We started this TPE with an analysis of the Sultan Mizan Zainal Abidin Stadium, Malaysia, and the Plata Stadium, in Argentina.
Respectively, the one that collapsed and the one with a structure inspired by the spider’s web. We wondered whether this application of the biomimicry was simply used for aesthetic reasons or whether it also played a role in the sturdiness of the stadium. This brought us to our problematic: “Is the structure of the stadium of La Plata actually stronger than that of another stadium and if so, how?”
In order to answer this question, we first studied the manufacture of webs by spiders to then inspire us in a second part, including our experiences on webs that we built. Our experiment can be decomposed into three axes; we first measured the deformation for a weight applied to the center, then a distributed weight and finally we looked for the minimum mass causing a deformation. These experiments based on a comparison between different structures, seek to highlight the relevance of the use of that of the spider. In the last part, devoted to materials, we sought to apply these results to the very characteristics of the stadium.

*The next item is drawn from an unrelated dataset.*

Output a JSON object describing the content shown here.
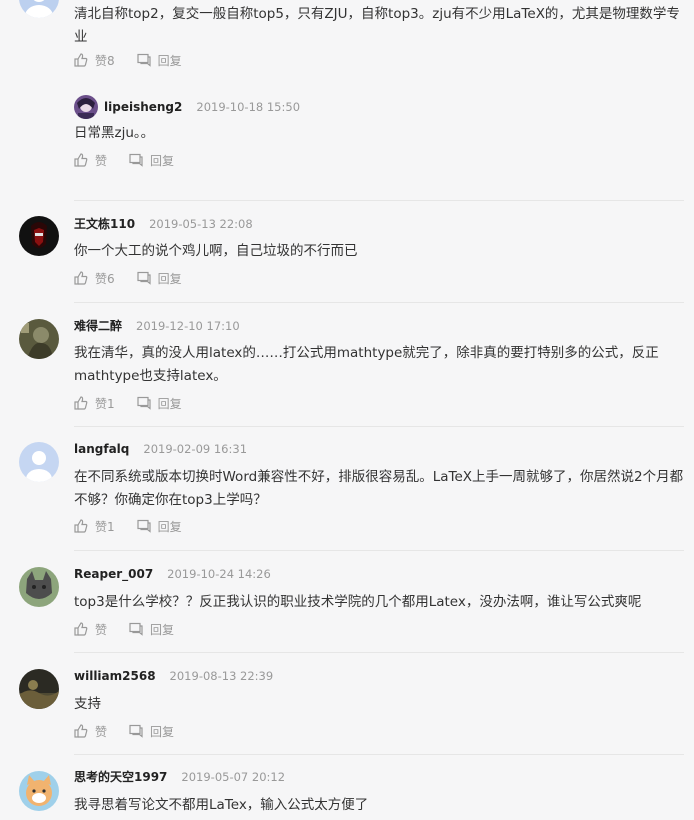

So we have shown, with some limitations outlined before, that overall spider webs are virtually the ones that get the best results. This first allowed us to consider the stadium in a different manner, indeed, this research raised questions that do not jostle a simple viewer. Overall, our efforts, which have been mostly experiments and internet research, have led us to believe that cobweb structures are indeed the most resilient. In addition, they have a lot of advantages such as lightness, and therefore the ratio between the resistance and the amount of material is quite low, one could also speak simply of the technological prowess and the aesthetics of this stadium.

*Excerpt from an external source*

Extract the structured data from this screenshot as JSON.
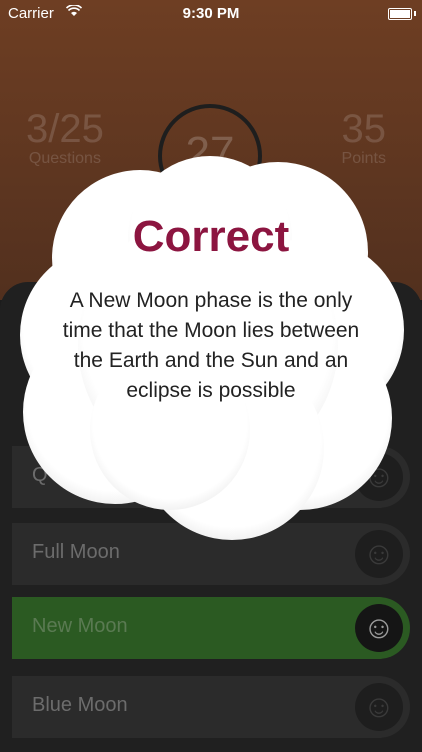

This stadium is a novelty in its field, engineers and workers had to adapt to new techniques that resulted in a very impressive result since the building is imposing while also being airy and bright. And moreover the spider web structure gives a certain beauty to this stadium which makes it stand out from the others. Biomimicry is not uncommon but is still under development. Through our research, we also noticed that other infrastructures were inspired by the spider web like the Fiera Milano shopping center in Milan or the Pompidou center in Metz.

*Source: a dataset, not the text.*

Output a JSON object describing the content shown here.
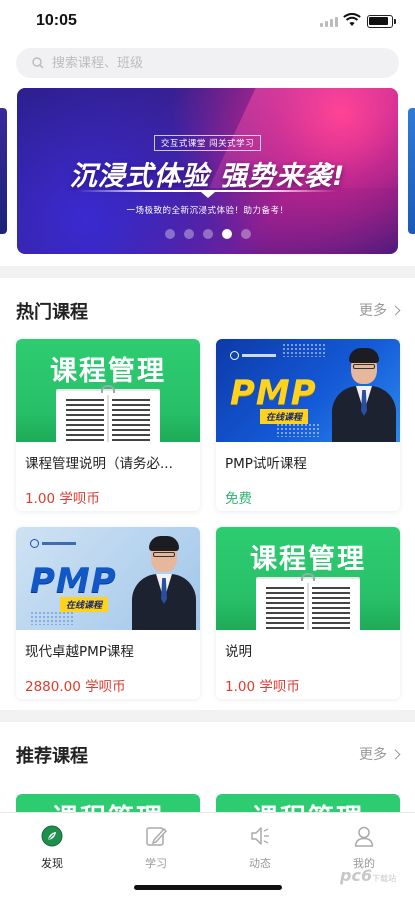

This TPE has made us aware of the stakes and solidity of public infrastructure, which is why we believe that spider web structures have a real chance of being the future of architecture.
Finally, biomimicry does not only apply to architecture but in many other diverse and varied fields such as energy evolution with the example of a tidal turbine that is inspired by the movement of eels. This permits the production of electricity responsibly and does not interfere with the ecosystem compared to dams.
Here is a diagram that presents the whole progression of our TPE. It clearly shows the part that each of us played in the realisation of the final product.